Excerpts from an interface dataset
#####
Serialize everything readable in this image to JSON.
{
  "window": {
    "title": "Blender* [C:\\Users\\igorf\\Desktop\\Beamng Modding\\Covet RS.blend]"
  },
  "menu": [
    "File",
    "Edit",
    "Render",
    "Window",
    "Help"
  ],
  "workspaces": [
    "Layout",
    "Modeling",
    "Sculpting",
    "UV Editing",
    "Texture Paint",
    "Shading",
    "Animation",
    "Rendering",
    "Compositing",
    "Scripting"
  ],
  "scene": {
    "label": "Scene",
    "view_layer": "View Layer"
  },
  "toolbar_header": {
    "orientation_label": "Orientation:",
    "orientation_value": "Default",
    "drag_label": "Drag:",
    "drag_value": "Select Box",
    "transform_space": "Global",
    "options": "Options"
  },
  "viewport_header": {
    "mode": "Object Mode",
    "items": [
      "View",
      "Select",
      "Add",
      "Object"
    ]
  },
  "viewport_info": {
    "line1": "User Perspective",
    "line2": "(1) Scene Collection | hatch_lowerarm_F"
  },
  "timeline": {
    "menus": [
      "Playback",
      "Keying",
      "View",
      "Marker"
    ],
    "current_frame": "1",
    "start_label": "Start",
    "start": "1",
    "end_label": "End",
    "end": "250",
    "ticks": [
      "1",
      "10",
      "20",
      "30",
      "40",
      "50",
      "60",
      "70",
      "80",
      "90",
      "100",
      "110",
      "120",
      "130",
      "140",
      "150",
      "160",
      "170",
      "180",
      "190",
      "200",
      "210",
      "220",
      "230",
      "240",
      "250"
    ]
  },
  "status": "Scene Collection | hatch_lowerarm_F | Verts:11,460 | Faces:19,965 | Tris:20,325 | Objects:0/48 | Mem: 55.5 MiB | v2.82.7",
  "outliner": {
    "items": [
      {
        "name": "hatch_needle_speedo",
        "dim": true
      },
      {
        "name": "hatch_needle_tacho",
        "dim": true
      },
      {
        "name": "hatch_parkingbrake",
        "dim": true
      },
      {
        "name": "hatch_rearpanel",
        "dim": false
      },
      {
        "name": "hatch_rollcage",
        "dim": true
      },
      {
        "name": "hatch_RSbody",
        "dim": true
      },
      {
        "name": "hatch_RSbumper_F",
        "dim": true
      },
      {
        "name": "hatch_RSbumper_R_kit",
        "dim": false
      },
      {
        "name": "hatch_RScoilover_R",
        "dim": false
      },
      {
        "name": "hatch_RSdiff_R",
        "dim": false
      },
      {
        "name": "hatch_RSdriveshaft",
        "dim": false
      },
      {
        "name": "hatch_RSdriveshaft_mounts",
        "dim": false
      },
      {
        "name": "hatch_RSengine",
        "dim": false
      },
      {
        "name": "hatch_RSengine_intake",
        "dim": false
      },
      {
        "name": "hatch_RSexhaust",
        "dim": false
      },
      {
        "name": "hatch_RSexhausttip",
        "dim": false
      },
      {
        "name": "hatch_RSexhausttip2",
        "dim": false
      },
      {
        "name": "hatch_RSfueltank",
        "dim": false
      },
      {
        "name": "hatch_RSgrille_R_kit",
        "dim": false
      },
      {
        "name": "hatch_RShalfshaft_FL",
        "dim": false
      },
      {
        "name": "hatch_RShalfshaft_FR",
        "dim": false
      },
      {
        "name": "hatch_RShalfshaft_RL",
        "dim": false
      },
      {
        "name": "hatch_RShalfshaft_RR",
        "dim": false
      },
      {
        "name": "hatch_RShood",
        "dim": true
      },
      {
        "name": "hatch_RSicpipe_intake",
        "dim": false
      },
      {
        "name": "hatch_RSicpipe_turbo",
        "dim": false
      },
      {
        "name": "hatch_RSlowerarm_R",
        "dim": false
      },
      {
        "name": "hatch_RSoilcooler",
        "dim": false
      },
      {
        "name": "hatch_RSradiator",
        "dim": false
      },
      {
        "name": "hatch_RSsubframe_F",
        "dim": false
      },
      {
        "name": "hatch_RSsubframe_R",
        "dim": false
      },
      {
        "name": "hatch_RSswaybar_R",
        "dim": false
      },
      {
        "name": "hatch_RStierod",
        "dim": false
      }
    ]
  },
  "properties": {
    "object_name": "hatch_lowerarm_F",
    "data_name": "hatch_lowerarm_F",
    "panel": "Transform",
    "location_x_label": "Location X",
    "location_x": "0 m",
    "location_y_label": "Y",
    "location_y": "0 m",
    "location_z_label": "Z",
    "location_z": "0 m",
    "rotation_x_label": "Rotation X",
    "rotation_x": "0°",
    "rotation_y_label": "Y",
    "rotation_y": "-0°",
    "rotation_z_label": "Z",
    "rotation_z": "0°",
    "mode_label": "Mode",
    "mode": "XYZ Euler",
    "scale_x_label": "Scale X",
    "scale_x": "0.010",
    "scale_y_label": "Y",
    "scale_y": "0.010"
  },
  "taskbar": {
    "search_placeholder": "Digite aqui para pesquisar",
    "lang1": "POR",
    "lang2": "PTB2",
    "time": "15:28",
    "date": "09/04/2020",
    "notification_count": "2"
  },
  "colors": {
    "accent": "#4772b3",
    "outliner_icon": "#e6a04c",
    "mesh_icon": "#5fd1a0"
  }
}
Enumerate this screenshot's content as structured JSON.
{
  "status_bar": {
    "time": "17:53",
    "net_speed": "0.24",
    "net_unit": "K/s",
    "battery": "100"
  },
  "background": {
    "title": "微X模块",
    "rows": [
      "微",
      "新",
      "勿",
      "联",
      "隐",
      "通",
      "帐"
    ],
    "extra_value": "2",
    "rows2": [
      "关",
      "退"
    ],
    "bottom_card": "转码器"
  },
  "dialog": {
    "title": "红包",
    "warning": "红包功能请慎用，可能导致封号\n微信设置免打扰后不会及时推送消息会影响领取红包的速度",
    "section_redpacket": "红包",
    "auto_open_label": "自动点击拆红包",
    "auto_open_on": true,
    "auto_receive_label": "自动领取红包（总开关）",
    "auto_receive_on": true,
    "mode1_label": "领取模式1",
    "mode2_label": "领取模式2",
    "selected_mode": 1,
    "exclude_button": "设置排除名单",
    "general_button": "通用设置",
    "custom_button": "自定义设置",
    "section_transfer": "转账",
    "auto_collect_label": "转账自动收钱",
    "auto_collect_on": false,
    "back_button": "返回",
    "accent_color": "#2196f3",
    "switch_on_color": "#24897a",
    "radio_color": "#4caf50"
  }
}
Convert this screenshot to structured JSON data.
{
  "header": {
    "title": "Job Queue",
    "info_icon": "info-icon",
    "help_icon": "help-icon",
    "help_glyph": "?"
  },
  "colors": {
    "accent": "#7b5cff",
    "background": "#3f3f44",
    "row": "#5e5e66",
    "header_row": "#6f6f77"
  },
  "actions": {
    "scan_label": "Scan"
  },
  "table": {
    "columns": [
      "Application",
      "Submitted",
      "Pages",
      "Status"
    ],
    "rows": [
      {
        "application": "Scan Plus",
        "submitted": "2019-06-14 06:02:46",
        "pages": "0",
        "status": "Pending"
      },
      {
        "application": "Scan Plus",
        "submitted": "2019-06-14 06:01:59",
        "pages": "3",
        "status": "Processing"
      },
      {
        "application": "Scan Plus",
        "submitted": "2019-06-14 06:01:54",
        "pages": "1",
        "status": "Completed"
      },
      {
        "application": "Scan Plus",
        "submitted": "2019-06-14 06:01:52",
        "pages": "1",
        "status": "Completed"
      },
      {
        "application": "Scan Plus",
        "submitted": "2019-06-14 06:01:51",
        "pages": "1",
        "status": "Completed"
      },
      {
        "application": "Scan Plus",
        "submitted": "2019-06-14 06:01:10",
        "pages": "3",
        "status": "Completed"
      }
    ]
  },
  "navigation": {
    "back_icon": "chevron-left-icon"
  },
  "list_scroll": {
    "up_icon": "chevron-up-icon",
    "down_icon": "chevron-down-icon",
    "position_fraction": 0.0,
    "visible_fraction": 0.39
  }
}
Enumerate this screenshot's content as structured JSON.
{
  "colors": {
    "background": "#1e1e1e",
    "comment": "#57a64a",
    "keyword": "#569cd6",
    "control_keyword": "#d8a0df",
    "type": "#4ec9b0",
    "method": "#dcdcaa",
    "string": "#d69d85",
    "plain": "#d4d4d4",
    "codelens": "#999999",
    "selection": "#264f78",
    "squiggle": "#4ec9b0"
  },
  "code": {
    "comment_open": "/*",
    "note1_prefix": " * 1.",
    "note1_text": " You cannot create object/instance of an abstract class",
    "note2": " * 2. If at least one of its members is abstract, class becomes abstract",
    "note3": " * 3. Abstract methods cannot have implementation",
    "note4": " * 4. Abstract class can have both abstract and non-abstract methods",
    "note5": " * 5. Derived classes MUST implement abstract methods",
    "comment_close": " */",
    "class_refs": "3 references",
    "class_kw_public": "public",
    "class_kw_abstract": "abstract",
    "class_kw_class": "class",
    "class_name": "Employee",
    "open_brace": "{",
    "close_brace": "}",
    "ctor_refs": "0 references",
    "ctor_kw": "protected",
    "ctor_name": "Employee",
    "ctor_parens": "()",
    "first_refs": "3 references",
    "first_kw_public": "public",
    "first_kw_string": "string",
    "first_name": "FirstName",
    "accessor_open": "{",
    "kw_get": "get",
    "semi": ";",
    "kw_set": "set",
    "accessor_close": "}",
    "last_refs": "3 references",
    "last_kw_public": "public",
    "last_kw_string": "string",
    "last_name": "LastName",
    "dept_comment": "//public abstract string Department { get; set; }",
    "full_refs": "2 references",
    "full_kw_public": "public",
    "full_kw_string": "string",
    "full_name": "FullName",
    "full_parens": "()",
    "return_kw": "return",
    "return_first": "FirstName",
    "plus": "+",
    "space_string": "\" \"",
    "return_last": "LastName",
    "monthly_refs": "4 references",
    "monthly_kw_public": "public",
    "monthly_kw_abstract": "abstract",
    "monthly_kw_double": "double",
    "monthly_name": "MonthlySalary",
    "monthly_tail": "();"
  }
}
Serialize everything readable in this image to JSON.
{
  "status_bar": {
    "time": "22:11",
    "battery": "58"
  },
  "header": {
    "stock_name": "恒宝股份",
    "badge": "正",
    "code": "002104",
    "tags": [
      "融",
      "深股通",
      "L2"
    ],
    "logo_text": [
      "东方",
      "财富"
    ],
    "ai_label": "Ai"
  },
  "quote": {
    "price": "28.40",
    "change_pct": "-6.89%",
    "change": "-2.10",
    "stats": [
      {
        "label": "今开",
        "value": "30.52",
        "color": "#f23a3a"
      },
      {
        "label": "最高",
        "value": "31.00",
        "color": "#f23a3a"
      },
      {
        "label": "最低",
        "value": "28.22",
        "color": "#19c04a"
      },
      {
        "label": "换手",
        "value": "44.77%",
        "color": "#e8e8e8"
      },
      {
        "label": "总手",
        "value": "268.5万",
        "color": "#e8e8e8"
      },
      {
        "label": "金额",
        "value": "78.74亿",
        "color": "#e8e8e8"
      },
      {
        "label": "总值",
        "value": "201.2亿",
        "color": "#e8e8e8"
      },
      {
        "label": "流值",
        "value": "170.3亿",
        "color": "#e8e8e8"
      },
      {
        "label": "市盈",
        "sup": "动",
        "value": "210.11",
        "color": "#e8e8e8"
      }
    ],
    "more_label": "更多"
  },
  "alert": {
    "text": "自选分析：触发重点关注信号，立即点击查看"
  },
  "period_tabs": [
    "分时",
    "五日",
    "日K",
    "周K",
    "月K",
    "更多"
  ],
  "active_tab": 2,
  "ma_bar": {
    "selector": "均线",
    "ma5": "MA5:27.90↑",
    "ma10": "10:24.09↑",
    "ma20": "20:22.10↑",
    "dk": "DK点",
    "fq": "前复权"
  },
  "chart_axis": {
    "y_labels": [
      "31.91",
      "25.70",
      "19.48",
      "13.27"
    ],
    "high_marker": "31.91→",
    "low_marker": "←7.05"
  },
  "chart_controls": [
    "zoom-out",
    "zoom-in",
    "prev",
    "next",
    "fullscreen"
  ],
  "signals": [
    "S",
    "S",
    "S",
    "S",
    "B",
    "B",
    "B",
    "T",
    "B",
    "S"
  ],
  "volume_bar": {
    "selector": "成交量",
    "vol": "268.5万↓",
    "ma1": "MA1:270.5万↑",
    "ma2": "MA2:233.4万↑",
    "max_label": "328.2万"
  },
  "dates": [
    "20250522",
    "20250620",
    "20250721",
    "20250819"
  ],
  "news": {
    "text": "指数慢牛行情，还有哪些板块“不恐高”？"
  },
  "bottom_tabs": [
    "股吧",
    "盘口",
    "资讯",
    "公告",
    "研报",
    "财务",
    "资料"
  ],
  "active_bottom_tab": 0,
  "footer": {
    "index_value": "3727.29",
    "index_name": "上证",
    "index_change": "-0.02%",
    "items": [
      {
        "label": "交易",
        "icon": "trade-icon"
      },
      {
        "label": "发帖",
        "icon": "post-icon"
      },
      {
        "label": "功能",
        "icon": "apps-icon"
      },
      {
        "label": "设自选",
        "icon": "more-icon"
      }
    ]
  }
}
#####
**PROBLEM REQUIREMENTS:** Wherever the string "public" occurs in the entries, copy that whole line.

**TASK OUTPUT:**
    "class_kw_public": "public",
    "first_kw_public": "public",
    "last_kw_public": "public",
    "dept_comment": "//public abstract string Department { get; set; }",
    "full_kw_public": "public",
    "monthly_kw_public": "public",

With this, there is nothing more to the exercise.